While CRT (Critical Race Theory) burns up a lot of the oxygen in the room in debates about public education, Shane Trotter at Quillette agrees with author Jeremy Adams’s contention that public education’s woes go far deeper. In Trotter’s review of Adams’s new book, Hollowed Out: A Warning about America's Next Generation, Trotter highlights grave concerns about the nihilism of the current generation of young people and the danger our society faces as a result.

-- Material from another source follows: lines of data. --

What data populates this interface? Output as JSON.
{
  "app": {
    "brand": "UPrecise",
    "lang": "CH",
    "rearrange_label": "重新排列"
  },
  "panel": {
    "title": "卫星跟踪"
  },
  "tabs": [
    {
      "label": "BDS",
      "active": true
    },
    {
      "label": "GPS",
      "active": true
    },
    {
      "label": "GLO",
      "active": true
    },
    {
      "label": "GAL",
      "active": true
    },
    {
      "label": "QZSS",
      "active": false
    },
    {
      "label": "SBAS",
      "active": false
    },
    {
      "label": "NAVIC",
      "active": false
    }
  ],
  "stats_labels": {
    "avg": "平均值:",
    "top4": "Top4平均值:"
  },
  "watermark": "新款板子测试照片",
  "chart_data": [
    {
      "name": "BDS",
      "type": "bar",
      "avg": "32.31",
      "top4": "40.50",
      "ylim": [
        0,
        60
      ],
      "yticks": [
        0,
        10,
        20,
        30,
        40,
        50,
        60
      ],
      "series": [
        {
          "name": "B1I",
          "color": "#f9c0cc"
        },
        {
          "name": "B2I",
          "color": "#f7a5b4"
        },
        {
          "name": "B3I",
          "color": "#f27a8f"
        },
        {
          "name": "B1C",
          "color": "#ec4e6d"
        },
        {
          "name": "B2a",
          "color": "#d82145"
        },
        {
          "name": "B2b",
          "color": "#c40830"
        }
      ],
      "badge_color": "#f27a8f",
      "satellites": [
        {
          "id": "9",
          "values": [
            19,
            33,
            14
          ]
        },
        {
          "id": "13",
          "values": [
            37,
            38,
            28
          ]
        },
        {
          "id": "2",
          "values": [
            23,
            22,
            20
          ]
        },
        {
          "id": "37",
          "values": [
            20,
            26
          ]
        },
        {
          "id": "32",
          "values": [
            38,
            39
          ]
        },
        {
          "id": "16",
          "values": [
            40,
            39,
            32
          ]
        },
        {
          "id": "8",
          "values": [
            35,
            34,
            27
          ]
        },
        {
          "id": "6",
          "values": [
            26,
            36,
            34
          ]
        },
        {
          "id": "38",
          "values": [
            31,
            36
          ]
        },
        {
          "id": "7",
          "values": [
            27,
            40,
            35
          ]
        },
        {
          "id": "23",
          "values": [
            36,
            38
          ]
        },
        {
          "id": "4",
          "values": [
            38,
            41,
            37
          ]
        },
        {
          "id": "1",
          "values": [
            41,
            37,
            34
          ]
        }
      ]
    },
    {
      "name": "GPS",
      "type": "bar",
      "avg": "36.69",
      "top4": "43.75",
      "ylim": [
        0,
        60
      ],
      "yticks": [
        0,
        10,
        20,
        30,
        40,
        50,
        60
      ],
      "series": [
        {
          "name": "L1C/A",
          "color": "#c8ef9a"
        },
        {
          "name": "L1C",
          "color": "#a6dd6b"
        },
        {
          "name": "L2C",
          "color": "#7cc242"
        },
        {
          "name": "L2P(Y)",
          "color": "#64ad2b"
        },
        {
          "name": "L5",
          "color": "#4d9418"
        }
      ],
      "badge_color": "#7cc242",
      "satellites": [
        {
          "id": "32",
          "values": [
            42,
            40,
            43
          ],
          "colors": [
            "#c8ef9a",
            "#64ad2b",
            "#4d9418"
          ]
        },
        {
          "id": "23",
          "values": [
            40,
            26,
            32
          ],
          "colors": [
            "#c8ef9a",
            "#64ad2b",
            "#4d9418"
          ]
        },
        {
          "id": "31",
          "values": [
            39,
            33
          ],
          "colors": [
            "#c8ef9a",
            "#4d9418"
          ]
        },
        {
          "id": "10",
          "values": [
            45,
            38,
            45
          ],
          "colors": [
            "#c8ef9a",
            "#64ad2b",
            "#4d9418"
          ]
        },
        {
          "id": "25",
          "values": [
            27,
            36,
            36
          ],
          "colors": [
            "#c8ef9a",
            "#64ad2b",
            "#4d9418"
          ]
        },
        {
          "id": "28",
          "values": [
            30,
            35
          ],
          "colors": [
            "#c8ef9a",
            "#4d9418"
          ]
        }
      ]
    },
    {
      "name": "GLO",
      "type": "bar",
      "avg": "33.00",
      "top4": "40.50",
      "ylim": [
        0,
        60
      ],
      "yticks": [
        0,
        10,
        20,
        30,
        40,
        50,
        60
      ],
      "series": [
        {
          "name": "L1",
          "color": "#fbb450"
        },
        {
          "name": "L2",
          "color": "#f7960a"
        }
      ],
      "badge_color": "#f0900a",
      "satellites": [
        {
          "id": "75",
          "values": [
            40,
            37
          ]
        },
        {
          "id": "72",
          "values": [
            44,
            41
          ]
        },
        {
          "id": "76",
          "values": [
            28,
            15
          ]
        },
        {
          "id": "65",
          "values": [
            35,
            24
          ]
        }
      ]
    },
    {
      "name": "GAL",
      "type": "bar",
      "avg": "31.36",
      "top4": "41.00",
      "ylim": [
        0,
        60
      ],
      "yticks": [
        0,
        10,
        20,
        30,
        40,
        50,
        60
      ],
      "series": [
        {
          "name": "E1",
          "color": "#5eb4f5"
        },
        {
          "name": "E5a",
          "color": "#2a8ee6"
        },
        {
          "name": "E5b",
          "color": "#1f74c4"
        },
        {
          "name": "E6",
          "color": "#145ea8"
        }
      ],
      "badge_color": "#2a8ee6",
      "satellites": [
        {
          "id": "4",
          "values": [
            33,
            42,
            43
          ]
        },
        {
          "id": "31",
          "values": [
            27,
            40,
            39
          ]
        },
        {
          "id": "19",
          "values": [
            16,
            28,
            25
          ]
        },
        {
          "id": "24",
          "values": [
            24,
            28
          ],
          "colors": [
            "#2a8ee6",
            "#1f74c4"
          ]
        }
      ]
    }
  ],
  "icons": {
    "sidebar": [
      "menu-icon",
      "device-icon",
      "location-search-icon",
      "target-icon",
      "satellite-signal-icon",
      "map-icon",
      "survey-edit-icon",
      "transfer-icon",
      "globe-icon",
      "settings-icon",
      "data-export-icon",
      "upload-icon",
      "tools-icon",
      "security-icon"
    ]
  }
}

Regardless of political leanings, to the majority of teachers, CRT is just a distraction (most teachers in most states never think or hear about it) and equity is just a buzzword used by those who don’t have to deal with the realities of equity-focused policies. But talk to high school teachers and they’ll stridently point to a set of far more urgent and unifying concerns. Even at the best of schools, teachers are disrespected with a frequency and degree that would once have been inconceivable. Being cursed out in the halls is now an expected part of the job. As is being questioned by parents any time a grade isn’t to their liking. And teaching… whew!… teaching is now better described as pleading. Please quiet down for just a minute! Please just attempt the assignment. Please give me something. I’m trying to pass you!
[ . . . ]
Adams’s thesis is that, contrary to the hip rationalizations of mainstream youth apologists, all values are not equal, and, in fact, the beliefs and behaviors characteristic of today’s youth culture are particularly toxic. As he concedes, this isn’t a particularly novel starting point. Older generations have bemoaned the waning virtue of younger generations since time immemorial. But Adams is imploring us to see what is obvious to any teacher—that, unlike more recent warnings about rock ‘n’ roll or television, today’s panic is justified. . .
To Adams, it is a matter of lost humanity. Our children are less activated, less capable, and, in a very real sense, less human than any previous generation of Americans. And it is they who suffer most for it.
Read the whole thing.
Samuel Gregg: Why Free Markets Need a Cultural Base
Donald Trump, himself a businessman, nevertheless gave voice to concerns some conservatives have regarding the free market and businesses as they currently operate in this country. Samuel Gregg, in arguments similar to Robert Tracinski’s in item #1 above, writes at National Review that culture, as lived out by the participants in the free market, cannot be divorced from the economic principles of the market without distorting its healthy operation.
[G]ood economic arguments only go so far in changing the minds of market-skeptic conservatives. If the state doesn’t engage in extensive and deep economic regulation, I’ve heard more than one conservative say, what’s to stop rampant materialism from becoming the norm? How, they say, do we prevent the type of dynamic commercial relationships associated with markets from putting immense pressure on other types of human relations, especially families?
[ . . . ]
[T]he decisions that drive market transactions are less narrowly self-regarding than often supposed. That means we can’t understand economics just as an empirical method of inquiry that doesn’t account for either the effects of human sympathy or the concerns for justice that flow from that sympathy.
These, I’d suggest, are the type of thinkers and arguments that should be put in front of young conservatives skeptical of markets today. For one thing, they illustrate the complexity of market economies while paying equal heed to the type of moral-cultural underpinnings that conservatives care about. But they also remind us that there’s no government program able to will such a moral ecology into existence. Indeed, excessive interventionism tends to crowd out the type of bottom-up, associational life that people such as Röpke, Novak, Burke, and Smith considered essential if free markets are to contribute to civilizational development, rather than the inverse.
Read it all here.
Peter Boghossian, the ACLU and “gender-affirming care”:
Excerpts from a John Sailer thread on universities and DEI (diversity, equity, inclusion) statements:
And finally, Glenn Greenwald on the liberal rehabilitation of… Dick Cheney?